— What to work on —
Return every line of the records that includes the string "title".

Collection entries
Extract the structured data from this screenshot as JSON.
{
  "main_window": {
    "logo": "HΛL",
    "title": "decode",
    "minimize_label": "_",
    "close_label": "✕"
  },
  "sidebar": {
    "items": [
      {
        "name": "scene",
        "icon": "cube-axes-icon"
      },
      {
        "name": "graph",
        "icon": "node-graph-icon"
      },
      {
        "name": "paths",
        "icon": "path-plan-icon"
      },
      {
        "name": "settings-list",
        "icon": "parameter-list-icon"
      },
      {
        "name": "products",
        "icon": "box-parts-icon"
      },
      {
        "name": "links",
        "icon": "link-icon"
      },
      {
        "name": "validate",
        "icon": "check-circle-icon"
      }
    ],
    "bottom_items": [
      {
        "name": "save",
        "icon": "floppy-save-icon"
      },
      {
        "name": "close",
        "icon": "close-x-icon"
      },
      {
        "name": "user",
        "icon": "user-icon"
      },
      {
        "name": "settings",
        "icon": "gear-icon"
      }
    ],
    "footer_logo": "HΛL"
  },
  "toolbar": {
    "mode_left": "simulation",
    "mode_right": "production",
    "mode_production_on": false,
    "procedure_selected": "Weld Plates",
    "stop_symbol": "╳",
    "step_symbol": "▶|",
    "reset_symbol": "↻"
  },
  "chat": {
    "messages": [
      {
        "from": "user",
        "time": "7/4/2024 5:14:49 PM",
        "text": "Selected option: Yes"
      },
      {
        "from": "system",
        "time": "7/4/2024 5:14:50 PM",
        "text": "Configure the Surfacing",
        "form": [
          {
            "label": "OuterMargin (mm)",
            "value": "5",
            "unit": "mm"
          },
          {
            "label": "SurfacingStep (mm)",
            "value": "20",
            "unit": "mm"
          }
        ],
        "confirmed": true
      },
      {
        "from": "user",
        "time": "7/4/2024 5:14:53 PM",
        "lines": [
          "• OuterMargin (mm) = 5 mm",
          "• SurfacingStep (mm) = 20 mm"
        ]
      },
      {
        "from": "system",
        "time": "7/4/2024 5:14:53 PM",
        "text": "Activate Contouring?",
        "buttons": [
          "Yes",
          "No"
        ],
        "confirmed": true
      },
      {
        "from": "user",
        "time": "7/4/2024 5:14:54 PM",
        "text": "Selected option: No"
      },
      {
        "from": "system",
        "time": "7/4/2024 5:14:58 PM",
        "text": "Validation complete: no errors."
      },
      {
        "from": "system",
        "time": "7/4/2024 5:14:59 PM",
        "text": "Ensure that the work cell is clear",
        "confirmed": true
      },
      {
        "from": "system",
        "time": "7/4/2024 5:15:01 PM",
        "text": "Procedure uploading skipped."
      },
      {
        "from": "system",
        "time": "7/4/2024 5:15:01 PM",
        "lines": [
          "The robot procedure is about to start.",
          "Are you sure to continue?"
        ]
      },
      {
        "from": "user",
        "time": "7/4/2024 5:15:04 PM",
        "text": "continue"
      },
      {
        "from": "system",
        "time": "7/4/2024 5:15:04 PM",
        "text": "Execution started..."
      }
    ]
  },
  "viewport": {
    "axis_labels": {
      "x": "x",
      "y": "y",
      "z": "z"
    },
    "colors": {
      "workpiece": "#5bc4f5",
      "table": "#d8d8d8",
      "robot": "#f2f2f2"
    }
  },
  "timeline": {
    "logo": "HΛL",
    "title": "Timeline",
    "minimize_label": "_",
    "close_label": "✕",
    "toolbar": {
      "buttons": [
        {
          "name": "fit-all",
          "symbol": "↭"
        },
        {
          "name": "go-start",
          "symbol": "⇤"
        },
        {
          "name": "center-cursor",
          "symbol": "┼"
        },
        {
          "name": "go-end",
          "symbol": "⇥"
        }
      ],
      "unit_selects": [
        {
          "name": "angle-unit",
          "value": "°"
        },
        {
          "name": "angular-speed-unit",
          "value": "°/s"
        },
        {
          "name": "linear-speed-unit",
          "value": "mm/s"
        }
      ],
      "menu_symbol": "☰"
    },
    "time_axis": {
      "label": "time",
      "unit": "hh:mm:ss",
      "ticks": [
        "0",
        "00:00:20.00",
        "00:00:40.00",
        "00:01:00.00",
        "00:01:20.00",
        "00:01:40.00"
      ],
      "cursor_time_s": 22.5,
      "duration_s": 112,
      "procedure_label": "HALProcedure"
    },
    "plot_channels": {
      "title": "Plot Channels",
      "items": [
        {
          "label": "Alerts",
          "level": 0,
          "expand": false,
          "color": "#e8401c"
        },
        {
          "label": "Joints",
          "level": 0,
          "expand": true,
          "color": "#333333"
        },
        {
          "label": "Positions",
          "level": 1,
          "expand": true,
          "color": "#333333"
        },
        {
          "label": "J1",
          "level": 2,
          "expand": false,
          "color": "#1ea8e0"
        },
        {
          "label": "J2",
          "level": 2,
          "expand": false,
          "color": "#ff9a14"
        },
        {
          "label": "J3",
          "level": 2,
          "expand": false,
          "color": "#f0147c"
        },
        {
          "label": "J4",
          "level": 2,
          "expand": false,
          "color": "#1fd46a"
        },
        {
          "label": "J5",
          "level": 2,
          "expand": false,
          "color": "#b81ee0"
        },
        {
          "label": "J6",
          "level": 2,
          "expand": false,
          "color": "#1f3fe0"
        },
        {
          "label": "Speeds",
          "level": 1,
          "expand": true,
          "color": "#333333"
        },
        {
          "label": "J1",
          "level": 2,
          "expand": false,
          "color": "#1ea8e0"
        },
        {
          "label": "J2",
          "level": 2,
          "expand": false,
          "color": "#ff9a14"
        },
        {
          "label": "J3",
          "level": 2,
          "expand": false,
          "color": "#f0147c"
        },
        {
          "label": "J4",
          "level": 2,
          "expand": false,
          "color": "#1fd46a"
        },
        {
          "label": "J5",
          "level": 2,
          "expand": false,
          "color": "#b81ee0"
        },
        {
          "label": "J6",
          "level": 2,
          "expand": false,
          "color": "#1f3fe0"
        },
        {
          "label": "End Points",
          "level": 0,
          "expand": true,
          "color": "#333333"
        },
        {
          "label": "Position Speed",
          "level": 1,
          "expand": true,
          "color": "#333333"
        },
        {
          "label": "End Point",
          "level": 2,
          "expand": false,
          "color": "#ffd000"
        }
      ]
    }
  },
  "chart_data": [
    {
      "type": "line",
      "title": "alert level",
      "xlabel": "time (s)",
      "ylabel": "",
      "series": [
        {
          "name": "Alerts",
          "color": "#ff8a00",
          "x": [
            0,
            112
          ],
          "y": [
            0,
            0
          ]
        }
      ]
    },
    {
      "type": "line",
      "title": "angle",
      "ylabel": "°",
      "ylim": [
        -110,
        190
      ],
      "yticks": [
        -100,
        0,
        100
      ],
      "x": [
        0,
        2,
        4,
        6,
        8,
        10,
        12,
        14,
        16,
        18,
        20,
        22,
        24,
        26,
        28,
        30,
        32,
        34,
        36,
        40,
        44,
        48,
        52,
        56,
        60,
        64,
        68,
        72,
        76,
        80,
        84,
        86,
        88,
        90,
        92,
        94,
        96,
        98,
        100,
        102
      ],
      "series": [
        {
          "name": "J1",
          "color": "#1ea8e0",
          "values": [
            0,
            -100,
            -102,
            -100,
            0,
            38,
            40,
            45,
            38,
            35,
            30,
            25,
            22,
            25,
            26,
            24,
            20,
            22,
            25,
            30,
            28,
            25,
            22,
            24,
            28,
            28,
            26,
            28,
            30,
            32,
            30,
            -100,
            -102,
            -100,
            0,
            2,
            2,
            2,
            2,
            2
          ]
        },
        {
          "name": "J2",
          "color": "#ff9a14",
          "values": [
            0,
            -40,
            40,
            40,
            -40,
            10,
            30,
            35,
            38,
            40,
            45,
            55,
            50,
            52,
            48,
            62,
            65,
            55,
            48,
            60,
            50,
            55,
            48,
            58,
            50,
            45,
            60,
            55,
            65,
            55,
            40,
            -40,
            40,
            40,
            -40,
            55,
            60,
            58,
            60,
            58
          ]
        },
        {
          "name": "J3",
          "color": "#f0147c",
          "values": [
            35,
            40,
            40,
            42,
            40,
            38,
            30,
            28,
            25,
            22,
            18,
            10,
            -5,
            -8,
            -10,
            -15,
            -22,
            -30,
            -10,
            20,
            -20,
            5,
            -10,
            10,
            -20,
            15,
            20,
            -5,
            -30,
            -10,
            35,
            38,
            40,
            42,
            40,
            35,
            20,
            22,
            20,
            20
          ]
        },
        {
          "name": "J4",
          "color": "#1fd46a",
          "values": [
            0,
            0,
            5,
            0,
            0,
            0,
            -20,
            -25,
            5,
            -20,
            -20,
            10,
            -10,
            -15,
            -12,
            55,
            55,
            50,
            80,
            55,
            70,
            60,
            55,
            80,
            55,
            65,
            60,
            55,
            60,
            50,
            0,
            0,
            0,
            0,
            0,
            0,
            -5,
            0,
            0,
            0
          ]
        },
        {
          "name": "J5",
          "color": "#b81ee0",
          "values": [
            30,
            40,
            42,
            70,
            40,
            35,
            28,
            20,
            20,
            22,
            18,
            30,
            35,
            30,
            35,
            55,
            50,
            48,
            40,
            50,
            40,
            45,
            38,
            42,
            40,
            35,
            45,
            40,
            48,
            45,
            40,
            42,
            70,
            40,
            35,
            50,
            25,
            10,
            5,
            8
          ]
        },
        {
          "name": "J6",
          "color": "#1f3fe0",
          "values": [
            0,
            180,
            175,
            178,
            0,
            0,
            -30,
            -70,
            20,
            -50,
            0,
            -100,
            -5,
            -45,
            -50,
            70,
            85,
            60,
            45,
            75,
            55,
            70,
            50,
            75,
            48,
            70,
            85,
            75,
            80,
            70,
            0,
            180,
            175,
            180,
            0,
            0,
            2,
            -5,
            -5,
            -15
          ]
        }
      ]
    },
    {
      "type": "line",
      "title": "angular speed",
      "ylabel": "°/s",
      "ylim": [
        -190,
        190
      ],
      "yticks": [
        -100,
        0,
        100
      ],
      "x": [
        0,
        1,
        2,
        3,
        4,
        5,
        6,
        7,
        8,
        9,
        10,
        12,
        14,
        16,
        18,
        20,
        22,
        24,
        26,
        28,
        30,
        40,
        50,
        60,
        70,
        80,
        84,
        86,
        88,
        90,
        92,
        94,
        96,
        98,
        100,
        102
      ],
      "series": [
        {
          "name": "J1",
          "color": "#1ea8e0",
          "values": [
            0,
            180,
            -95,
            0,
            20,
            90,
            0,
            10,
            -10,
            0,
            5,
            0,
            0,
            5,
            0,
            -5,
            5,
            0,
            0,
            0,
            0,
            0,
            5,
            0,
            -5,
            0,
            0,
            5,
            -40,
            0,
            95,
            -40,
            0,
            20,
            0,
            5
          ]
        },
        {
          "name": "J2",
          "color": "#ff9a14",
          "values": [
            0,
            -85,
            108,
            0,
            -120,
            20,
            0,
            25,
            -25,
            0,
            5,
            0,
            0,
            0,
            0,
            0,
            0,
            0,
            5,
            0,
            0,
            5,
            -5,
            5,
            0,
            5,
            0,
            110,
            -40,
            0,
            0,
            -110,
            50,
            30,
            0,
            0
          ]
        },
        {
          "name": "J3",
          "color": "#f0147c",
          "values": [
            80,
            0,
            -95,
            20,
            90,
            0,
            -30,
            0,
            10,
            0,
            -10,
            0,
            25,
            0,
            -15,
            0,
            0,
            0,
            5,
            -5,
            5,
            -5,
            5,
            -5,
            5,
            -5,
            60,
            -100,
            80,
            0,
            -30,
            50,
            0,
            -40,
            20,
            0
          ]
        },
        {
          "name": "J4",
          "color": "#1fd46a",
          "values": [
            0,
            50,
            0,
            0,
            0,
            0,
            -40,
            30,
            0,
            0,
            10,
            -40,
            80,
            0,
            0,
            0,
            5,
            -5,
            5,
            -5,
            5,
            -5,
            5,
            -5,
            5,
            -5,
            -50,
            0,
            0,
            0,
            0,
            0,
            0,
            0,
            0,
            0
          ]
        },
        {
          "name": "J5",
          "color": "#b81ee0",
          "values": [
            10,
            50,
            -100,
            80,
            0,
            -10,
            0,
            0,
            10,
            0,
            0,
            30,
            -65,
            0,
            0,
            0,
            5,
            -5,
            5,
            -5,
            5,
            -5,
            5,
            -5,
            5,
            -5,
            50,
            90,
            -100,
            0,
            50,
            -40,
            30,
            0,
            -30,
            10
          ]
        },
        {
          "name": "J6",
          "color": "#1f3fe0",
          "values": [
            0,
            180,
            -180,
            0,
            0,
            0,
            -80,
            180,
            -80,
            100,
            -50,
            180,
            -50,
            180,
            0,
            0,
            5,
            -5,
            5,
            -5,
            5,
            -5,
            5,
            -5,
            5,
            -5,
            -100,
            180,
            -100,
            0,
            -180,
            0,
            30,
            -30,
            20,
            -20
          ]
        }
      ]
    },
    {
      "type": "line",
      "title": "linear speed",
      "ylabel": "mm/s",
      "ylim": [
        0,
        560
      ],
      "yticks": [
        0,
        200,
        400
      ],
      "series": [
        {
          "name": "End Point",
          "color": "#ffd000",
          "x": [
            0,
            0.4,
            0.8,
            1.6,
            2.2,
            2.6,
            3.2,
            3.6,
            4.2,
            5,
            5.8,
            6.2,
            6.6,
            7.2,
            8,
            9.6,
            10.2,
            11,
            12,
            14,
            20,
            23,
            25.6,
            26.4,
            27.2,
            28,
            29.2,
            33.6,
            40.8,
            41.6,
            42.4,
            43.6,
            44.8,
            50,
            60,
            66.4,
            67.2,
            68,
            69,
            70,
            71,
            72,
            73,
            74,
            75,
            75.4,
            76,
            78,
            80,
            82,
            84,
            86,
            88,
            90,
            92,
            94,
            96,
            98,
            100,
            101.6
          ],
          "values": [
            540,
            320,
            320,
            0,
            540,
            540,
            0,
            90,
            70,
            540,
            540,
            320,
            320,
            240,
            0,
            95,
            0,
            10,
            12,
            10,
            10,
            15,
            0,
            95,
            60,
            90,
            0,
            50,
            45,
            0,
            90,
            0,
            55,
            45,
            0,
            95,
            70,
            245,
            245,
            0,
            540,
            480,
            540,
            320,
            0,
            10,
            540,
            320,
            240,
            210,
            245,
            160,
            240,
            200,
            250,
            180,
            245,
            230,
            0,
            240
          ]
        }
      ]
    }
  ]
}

— Exercise result —
    "title": "decode",
    "title": "Timeline",
      "title": "Plot Channels",
      "title": "alert level",
      "title": "angle",
      "title": "angular speed",
      "title": "linear speed",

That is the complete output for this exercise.